GOLAN (Heb. גּוֹלָן), a town of the half-tribe *Manasseh in *Bashan that was set aside as a city of refuge (Deut. 4:43; Josh. 20:8) and a levitical city of the family of Gershon (Josh. 21:27; i Chron. 6:56). It is mentioned as Giluni in the *El-Amarna Letters. Although situated in Bashan, the city seems to have given its name to the entire district of Golan (or Gaulan) to the west of it. According to Eusebius it was a large village in Batanaea in the fourth century b.c.e. (Onom. 64:68). Schumacher has identified it with Sakhm al-Jawlān, a village 5 miles (8 km.) east of the Nahr al-ʿAllān (ʿAllān River), the eastern boundary of Gaulanitis. This identification conforms with the assumption that the city was located outside the district named for it, which ended at Nahr al-ʿAllān. D. Urman has cast doubt on the Sakhm al-Jawlān identification owing to the fact that Bronze and Iron Age remains have not yet been found there. Other scholars have proposed a more northerly location for Golan, in the region of *Maacah. W.F. Albright, however, was of the opinion that the biblical city must have been situated within the region of the present-day Golan. Josephus was the first to use the name Golan not only as the name of a town but also of a region. There are several references to Golan in the Talmud; these, however, seem to refer to the district and not to the city (tj, Meg. 3:1, 73d).

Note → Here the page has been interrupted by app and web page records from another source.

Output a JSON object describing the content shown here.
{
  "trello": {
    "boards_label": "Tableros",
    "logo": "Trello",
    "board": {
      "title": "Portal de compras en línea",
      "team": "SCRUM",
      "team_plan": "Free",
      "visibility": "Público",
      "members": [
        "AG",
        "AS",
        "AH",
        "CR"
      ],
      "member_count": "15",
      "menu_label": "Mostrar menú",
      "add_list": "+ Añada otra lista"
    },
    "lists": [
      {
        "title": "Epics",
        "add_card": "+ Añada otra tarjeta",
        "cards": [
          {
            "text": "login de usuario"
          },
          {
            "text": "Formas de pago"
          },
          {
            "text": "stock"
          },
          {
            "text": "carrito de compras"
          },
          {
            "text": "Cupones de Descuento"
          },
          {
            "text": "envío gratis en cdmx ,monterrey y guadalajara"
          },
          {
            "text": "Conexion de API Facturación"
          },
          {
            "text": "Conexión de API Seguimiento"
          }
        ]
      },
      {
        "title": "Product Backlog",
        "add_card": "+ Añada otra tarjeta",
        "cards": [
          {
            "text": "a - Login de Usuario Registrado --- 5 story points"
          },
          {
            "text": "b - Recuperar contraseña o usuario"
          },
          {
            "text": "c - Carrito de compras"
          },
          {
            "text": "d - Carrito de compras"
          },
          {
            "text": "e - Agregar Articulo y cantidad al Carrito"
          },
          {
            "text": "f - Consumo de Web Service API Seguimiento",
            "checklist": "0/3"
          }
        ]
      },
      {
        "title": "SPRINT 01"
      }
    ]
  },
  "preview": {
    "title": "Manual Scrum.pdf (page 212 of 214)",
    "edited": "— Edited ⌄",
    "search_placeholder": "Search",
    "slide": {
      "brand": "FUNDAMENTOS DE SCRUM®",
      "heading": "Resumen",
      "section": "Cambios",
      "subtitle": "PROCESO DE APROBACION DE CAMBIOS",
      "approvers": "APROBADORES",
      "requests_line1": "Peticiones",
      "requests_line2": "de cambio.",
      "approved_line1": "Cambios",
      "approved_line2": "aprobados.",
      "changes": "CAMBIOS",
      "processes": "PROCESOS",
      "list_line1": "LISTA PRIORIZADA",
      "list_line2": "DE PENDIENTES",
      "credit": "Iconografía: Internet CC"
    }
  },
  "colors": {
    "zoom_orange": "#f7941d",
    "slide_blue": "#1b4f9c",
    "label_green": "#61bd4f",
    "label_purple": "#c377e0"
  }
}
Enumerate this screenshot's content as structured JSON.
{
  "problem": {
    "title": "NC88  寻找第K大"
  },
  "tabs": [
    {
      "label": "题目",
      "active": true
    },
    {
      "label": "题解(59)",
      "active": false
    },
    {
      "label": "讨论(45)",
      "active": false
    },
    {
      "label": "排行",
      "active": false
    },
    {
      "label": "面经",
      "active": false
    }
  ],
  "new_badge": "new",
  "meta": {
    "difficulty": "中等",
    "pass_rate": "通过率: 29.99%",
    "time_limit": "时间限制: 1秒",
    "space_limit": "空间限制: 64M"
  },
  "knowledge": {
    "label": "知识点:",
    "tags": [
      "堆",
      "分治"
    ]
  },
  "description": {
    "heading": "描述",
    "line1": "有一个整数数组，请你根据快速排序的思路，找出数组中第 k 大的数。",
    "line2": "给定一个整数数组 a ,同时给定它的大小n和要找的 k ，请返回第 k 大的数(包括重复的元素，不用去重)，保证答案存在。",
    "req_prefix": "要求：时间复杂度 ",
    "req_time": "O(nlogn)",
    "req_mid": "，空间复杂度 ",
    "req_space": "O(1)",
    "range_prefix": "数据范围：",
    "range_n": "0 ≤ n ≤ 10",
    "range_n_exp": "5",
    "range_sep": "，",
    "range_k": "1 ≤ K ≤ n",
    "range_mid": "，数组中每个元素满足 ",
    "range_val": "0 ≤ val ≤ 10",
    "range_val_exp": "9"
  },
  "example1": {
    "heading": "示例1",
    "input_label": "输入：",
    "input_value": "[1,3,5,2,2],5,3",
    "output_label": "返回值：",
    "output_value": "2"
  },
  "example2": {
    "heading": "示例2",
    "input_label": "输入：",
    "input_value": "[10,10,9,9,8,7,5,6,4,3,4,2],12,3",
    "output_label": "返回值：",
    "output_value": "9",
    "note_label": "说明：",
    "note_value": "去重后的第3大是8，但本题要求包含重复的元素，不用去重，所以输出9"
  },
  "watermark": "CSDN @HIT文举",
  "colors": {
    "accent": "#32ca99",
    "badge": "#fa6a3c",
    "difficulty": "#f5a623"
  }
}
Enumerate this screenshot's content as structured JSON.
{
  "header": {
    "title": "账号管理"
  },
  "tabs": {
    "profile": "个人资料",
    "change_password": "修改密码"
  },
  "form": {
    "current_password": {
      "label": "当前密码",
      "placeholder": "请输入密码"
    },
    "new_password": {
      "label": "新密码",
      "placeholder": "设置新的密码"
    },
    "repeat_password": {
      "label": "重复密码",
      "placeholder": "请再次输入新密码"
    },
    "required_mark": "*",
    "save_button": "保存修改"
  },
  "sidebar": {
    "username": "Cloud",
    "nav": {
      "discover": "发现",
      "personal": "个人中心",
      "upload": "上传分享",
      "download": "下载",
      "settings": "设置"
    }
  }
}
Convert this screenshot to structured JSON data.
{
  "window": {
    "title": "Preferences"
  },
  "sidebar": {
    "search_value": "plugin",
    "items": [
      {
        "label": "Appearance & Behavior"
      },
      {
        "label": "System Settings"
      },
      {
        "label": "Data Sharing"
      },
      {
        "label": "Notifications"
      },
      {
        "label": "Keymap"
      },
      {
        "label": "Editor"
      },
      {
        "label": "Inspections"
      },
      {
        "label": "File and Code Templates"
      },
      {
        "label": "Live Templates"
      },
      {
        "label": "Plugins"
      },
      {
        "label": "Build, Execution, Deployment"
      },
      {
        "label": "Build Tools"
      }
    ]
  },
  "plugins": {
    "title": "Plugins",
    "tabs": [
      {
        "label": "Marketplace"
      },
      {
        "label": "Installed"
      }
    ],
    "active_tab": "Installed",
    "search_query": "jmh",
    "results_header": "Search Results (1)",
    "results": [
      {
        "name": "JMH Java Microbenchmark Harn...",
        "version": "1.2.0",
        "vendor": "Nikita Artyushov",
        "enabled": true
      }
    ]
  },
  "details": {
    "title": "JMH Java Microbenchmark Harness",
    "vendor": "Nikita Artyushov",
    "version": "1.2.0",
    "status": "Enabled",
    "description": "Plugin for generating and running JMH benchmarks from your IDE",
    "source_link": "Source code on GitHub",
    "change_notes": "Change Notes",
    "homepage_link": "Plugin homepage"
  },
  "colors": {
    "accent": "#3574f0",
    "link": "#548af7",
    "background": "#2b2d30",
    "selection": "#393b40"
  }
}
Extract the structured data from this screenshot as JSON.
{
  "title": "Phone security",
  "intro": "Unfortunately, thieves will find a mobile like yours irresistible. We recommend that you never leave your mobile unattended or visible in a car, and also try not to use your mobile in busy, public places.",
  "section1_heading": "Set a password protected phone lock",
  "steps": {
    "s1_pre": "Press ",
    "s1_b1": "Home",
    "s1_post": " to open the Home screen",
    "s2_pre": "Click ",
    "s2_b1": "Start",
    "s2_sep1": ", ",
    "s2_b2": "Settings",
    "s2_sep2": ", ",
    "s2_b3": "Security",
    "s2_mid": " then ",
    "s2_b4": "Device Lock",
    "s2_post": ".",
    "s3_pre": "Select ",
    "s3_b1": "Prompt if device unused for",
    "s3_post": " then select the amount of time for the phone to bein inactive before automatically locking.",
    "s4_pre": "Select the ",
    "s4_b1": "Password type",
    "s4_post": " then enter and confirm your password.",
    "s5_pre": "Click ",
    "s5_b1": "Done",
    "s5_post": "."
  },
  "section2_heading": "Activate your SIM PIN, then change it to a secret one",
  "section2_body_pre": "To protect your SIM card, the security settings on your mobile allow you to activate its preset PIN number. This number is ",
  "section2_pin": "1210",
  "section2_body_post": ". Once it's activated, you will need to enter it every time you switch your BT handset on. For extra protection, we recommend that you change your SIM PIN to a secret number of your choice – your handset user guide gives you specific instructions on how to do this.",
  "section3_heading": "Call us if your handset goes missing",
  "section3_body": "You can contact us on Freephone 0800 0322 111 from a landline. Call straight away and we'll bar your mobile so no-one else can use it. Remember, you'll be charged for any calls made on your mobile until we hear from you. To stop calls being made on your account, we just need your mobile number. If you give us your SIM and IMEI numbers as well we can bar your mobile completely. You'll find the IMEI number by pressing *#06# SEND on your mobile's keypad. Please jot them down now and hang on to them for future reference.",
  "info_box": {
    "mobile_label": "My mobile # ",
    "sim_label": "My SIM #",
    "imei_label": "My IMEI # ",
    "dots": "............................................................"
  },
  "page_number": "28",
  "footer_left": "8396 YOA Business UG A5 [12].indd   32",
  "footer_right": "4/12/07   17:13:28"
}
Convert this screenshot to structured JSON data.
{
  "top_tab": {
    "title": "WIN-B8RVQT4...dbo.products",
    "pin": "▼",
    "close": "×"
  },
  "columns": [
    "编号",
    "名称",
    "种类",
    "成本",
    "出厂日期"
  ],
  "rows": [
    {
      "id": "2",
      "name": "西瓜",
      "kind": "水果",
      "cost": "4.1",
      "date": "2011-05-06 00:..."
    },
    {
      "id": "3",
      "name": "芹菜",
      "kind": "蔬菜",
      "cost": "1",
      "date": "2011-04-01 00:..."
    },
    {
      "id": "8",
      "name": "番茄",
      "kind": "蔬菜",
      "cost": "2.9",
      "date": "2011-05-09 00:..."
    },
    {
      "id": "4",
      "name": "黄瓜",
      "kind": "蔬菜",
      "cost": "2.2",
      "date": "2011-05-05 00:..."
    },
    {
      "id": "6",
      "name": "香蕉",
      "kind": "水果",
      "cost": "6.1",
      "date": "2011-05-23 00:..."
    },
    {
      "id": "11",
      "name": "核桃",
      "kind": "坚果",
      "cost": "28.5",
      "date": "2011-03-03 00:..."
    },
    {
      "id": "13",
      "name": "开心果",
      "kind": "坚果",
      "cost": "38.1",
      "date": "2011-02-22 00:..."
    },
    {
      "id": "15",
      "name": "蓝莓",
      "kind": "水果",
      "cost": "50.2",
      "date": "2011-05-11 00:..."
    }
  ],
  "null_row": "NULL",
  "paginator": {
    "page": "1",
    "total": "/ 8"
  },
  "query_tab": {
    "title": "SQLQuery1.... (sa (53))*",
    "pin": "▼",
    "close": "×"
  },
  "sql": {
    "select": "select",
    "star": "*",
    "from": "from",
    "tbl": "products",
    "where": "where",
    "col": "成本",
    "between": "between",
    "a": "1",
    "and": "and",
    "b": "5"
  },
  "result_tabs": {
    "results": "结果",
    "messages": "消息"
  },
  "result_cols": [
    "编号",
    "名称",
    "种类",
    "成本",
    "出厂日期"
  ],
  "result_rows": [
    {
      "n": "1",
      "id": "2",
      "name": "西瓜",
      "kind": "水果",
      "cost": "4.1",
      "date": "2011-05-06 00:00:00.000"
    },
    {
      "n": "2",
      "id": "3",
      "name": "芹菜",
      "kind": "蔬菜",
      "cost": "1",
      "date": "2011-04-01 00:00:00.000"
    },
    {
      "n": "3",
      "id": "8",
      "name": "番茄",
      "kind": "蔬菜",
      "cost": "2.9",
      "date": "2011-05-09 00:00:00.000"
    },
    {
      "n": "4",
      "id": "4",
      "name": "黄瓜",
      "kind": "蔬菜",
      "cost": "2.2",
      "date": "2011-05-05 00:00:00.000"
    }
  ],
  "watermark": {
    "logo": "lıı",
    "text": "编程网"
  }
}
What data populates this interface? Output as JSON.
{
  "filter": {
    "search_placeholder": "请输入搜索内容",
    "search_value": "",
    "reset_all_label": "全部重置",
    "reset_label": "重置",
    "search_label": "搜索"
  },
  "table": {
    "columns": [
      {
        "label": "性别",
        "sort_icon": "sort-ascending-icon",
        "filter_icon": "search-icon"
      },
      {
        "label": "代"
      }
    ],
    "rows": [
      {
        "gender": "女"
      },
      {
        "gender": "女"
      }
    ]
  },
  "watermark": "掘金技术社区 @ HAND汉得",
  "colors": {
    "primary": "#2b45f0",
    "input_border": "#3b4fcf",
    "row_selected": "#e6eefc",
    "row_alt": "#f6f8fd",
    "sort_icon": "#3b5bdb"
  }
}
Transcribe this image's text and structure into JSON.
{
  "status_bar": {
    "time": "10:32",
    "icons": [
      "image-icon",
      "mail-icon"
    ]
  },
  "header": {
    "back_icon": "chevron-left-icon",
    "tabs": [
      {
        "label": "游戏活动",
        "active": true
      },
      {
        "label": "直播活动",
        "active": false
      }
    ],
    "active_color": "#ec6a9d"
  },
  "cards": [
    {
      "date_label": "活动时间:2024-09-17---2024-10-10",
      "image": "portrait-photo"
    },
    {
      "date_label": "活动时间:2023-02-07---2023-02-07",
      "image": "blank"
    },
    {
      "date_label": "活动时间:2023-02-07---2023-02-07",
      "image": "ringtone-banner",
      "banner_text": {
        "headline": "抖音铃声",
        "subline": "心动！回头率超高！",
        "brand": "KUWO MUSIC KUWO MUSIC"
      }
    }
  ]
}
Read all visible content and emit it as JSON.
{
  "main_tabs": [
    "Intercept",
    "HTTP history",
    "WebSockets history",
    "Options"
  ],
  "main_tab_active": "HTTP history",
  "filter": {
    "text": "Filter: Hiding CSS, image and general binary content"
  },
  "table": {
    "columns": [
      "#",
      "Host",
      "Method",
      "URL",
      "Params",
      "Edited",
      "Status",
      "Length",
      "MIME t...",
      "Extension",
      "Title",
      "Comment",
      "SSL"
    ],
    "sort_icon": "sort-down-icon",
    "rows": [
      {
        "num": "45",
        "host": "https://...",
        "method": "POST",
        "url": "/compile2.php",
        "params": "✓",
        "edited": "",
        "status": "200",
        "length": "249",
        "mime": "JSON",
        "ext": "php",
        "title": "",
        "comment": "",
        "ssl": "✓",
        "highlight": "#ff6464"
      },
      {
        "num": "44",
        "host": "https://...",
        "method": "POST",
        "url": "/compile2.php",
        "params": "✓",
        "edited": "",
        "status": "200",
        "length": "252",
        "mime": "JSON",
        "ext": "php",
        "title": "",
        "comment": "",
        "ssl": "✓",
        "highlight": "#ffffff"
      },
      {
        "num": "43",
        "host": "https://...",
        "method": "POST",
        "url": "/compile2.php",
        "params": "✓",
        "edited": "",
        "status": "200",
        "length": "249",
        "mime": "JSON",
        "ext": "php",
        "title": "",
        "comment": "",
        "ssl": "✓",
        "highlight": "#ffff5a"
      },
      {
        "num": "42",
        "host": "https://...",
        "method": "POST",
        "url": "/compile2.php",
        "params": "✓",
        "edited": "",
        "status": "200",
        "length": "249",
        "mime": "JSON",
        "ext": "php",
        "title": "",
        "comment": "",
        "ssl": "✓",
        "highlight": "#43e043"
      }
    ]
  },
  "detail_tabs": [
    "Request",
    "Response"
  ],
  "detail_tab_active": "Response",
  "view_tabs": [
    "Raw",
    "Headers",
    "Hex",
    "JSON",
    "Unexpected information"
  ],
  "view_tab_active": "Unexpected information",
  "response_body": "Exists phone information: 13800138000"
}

For geography, archaeology, and settlement of the region see *Ramat ha-Golan.
R. Dussaud, Topographie historique de la Syrie… (1927), 335, 343f.; Albright, in: L. Ginsberg Jubilee Volume (1945), 57 (Eng. section); em, s.v.add. bibliography: D. Urman, The Golan: A Profile of a Region During the Roman and Byzantine Periods (1985).
[Michael Avi-Yonah /
Shimon Gibson (2nd ed.)]